(Records shown):
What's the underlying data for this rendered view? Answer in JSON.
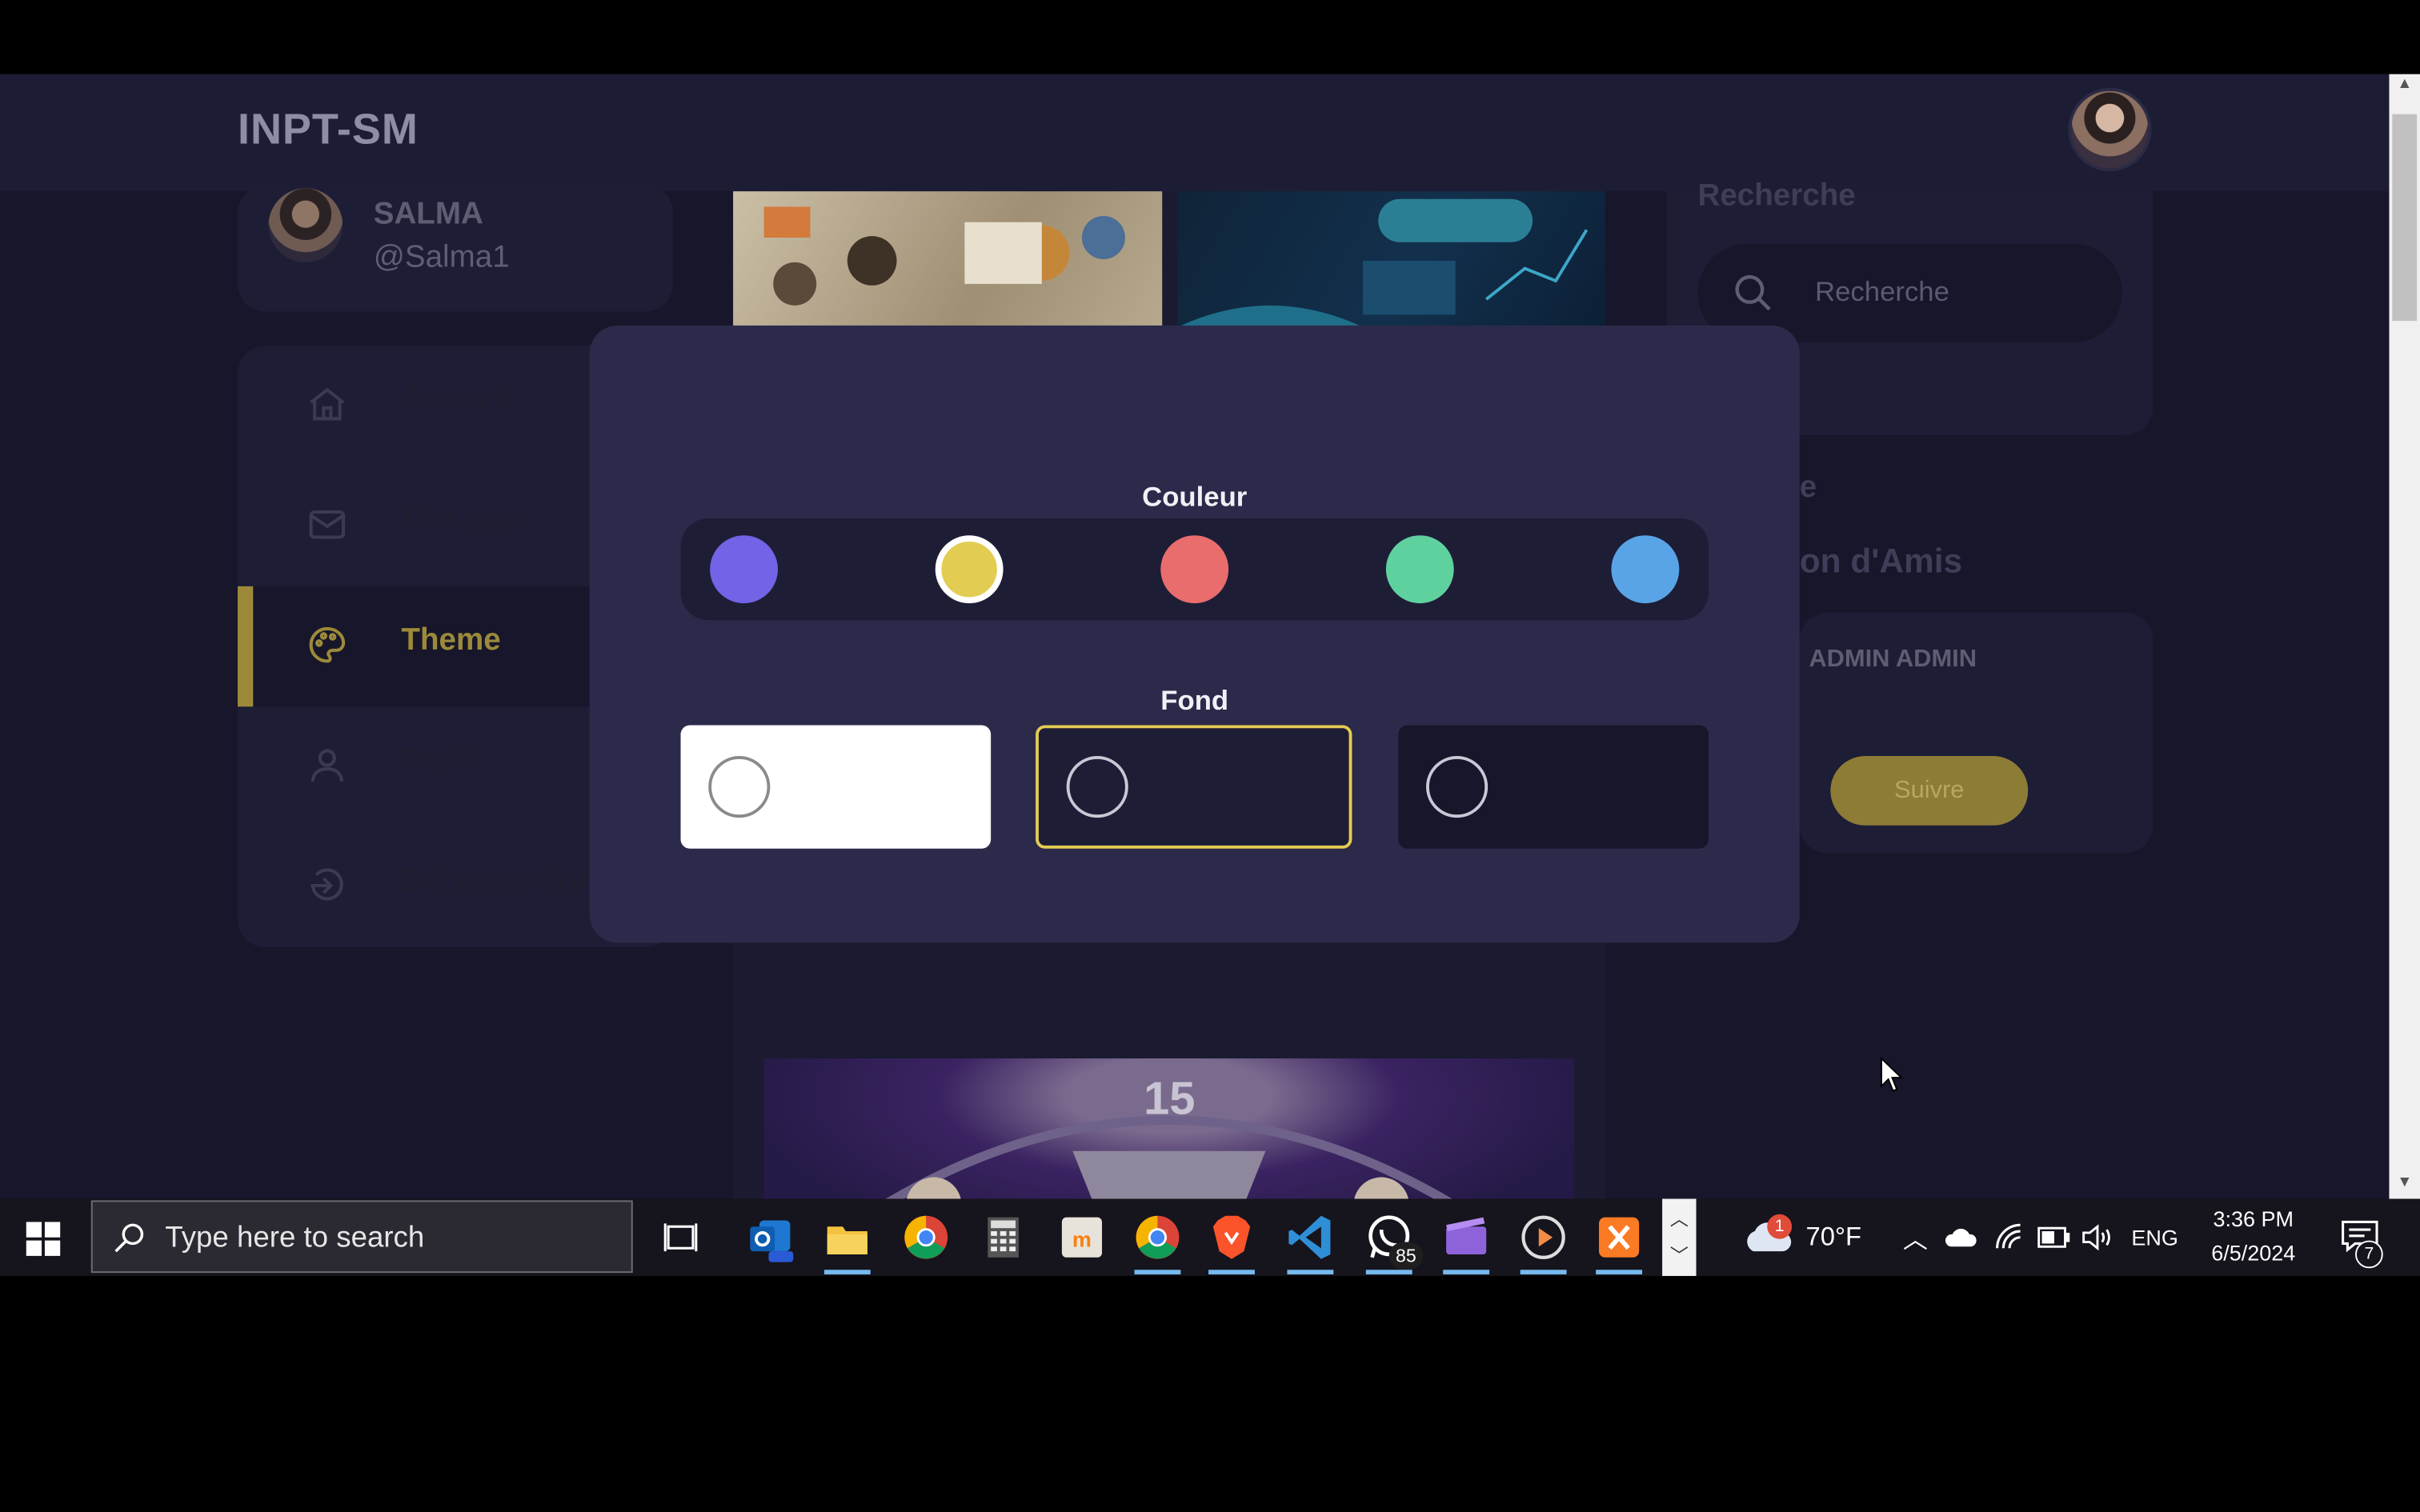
{
  "app": {
    "logo": "INPT-SM"
  },
  "profile": {
    "name": "SALMA",
    "handle": "@Salma1"
  },
  "menu": {
    "items": [
      {
        "label": "Accueil",
        "icon": "home-icon",
        "active": false
      },
      {
        "label": "Message",
        "icon": "mail-icon",
        "active": false
      },
      {
        "label": "Theme",
        "icon": "palette-icon",
        "active": true
      },
      {
        "label": "Profil",
        "icon": "user-icon",
        "active": false
      },
      {
        "label": "Déconnexion",
        "icon": "logout-icon",
        "active": false
      }
    ]
  },
  "feed": {
    "trophy_number": "15"
  },
  "right": {
    "title": "Recherche",
    "search_placeholder": "Recherche",
    "section_label": "e",
    "suggestions_label": "on d'Amis",
    "friend_name": "ADMIN ADMIN",
    "follow_label": "Suivre"
  },
  "theme_modal": {
    "color_heading": "Couleur",
    "background_heading": "Fond",
    "colors": [
      {
        "name": "purple",
        "hex": "#7363e6",
        "selected": false
      },
      {
        "name": "yellow",
        "hex": "#e3cc52",
        "selected": true
      },
      {
        "name": "red",
        "hex": "#e96d6d",
        "selected": false
      },
      {
        "name": "green",
        "hex": "#5fd19f",
        "selected": false
      },
      {
        "name": "blue",
        "hex": "#58a4e6",
        "selected": false
      }
    ],
    "backgrounds": [
      {
        "name": "light",
        "hex": "#ffffff",
        "selected": false
      },
      {
        "name": "dim",
        "hex": "#1e1d36",
        "selected": true
      },
      {
        "name": "dark",
        "hex": "#17162a",
        "selected": false
      }
    ]
  },
  "taskbar": {
    "search_placeholder": "Type here to search",
    "whatsapp_badge": "85",
    "weather_alert": "1",
    "temperature": "70°F",
    "language": "ENG",
    "time": "3:36 PM",
    "date": "6/5/2024",
    "notification_count": "7",
    "pinned_apps": [
      "task-view-icon",
      "outlook-new-icon",
      "file-explorer-icon",
      "chrome-icon",
      "calculator-icon",
      "moodle-icon",
      "chrome-profile-icon",
      "brave-icon",
      "vscode-icon",
      "whatsapp-icon",
      "clipchamp-icon",
      "media-player-icon",
      "xampp-icon"
    ]
  }
}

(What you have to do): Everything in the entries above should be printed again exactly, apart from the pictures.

(Exercise output):
What's the underlying data for this rendered view? Answer in JSON.
{
  "app": {
    "logo": "INPT-SM"
  },
  "profile": {
    "name": "SALMA",
    "handle": "@Salma1"
  },
  "menu": {
    "items": [
      {
        "label": "Accueil",
        "icon": "home-icon",
        "active": false
      },
      {
        "label": "Message",
        "icon": "mail-icon",
        "active": false
      },
      {
        "label": "Theme",
        "icon": "palette-icon",
        "active": true
      },
      {
        "label": "Profil",
        "icon": "user-icon",
        "active": false
      },
      {
        "label": "Déconnexion",
        "icon": "logout-icon",
        "active": false
      }
    ]
  },
  "feed": {
    "trophy_number": "15"
  },
  "right": {
    "title": "Recherche",
    "search_placeholder": "Recherche",
    "section_label": "e",
    "suggestions_label": "on d'Amis",
    "friend_name": "ADMIN ADMIN",
    "follow_label": "Suivre"
  },
  "theme_modal": {
    "color_heading": "Couleur",
    "background_heading": "Fond",
    "colors": [
      {
        "name": "purple",
        "hex": "#7363e6",
        "selected": false
      },
      {
        "name": "yellow",
        "hex": "#e3cc52",
        "selected": true
      },
      {
        "name": "red",
        "hex": "#e96d6d",
        "selected": false
      },
      {
        "name": "green",
        "hex": "#5fd19f",
        "selected": false
      },
      {
        "name": "blue",
        "hex": "#58a4e6",
        "selected": false
      }
    ],
    "backgrounds": [
      {
        "name": "light",
        "hex": "#ffffff",
        "selected": false
      },
      {
        "name": "dim",
        "hex": "#1e1d36",
        "selected": true
      },
      {
        "name": "dark",
        "hex": "#17162a",
        "selected": false
      }
    ]
  },
  "taskbar": {
    "search_placeholder": "Type here to search",
    "whatsapp_badge": "85",
    "weather_alert": "1",
    "temperature": "70°F",
    "language": "ENG",
    "time": "3:36 PM",
    "date": "6/5/2024",
    "notification_count": "7",
    "pinned_apps": [
      "task-view-icon",
      "outlook-new-icon",
      "file-explorer-icon",
      "chrome-icon",
      "calculator-icon",
      "moodle-icon",
      "chrome-profile-icon",
      "brave-icon",
      "vscode-icon",
      "whatsapp-icon",
      "clipchamp-icon",
      "media-player-icon",
      "xampp-icon"
    ]
  }
}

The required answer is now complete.